I found it kind of humorous that early on Thursday morning news breaks that J.P. Morgan strategists led by Nikolaos Panigirtzoglou see commodity prices in general rising as much as 40% should investors boost their allocations to raw materials at a time of rising inflation. That seems kind of economics 101-ish.
I then had to laugh out loud (OK, to myself) when later that morning the House of Representatives voted overwhelmingly to strip Russia of its normal trade status with the US and in a separate bill ban imports of Russian gas, oil and coal. The legislation on trade places Russia (and Belarus) in the same penalty box as the North Koreas, Irans and Cubas of this world. The bill that would ban Russian fossil fuels would, if passed in the Senate, codify President Biden's executive order doing the same that was issued last month.
Then I laughed some more when that afternoon more headlines passed my screen. The European Union had agreed to ban coal imports from Russia in a (finally) first move targeting Russian energy-commodity-driven revenue. Included in this sanctions package would be a ban on Russian trucks and Russian ships from entering the EU. Member states have until Friday (this) morning to lodge formal objections.
Keeping an Eye on...
Bloomberg News and others are reporting that Chinese commodity firms are purchasing Russian coal and oil and paying for it in yuan. New shipments of Russian coal and oil are expected to land in China this month and next. At the same time, Moscow is said to be working on a rupee/ ruble payment system in order to smooth out similar trade with India.
Not that the US, UK and EU should be doing anything differently as far as sanctioning the Russian economy and excluding Russia from the SWIFT messaging system, but if the two most populous nations on earth are willing to purchase Russian energy commodities in local currency in order to land a discount, thus decreasing the value of the US dollar's place as the reserve currency to the planet, we must take notice. Disappointed in Chinese and Indian leadership as the Ukrainian people suffer. That said, the potential for a Russo-Sino-Indian non-dollar trade "agreement" cannot be ignored. Something negative and lasting is likely brewing here.
It should be noted that on Thursday, the UN's general assembly voted to suspend Russia from the Human Rights Council. Ninety-three UN member nations voted to approve Russia's suspension, while 24 nations including China voted against suspending Russia and another 58, including India, abstained.
Breakout? In This Market?
Anyone else take a peek at O'Reilly Automotive (ORLY) lately. I am not in the name, but I have been watching the chart. Just not sure what I am seeing.
Some run, no doubt. Now, let's zoom in...
Do you see a breakout from a cup with handle pattern with a $705 pivot?

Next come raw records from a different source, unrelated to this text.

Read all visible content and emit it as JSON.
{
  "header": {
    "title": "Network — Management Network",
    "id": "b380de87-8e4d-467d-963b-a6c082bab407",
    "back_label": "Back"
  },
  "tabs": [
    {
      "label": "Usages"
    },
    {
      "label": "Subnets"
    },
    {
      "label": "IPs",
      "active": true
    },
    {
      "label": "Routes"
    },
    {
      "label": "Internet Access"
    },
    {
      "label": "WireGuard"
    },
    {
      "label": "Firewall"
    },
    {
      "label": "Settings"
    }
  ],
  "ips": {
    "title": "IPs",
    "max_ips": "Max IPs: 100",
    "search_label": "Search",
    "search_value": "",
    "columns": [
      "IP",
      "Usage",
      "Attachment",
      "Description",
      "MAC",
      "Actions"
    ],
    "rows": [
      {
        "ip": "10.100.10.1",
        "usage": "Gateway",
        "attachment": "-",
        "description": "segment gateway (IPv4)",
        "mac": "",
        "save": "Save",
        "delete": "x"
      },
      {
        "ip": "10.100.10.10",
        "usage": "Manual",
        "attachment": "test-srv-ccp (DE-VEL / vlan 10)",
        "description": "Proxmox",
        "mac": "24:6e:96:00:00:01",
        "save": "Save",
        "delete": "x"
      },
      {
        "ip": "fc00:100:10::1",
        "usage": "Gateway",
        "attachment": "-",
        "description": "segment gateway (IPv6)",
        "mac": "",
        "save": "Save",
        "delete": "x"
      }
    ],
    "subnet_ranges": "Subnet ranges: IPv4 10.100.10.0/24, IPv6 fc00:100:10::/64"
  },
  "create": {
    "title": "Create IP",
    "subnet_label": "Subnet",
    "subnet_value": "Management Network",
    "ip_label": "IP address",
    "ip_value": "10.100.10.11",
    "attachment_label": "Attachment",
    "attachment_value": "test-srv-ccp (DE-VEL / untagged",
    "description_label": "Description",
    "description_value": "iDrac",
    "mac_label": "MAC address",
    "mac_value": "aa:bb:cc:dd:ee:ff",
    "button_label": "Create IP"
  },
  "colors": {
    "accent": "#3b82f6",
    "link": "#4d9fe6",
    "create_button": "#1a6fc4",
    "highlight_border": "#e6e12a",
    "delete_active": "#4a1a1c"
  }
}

Or do you see a rising wedge pattern disconnected from the prior trend? That would be bearish. I really see both. The stock trades at 22x forward earnings but pays no dividend. While tempting, I don't see anything that I can be confident in that would provoke the extension of capital that I could feed my family with.
Economics (All Times Eastern)
10:00 - Wholesale Inventories (Feb-rev): Flashed 1.2% m/m.
13:00 - Baker Hughes Total Rig Count (Weekly): Last 673.
13:00 - Baker Hughes Oil Rig Count (Weekly): Last 533.
The Fed (All Times Eastern)
No public appearances scheduled.
Today's Earnings Highlights (Consensus EPS Expectations)
No significant quarterly earnings releases scheduled.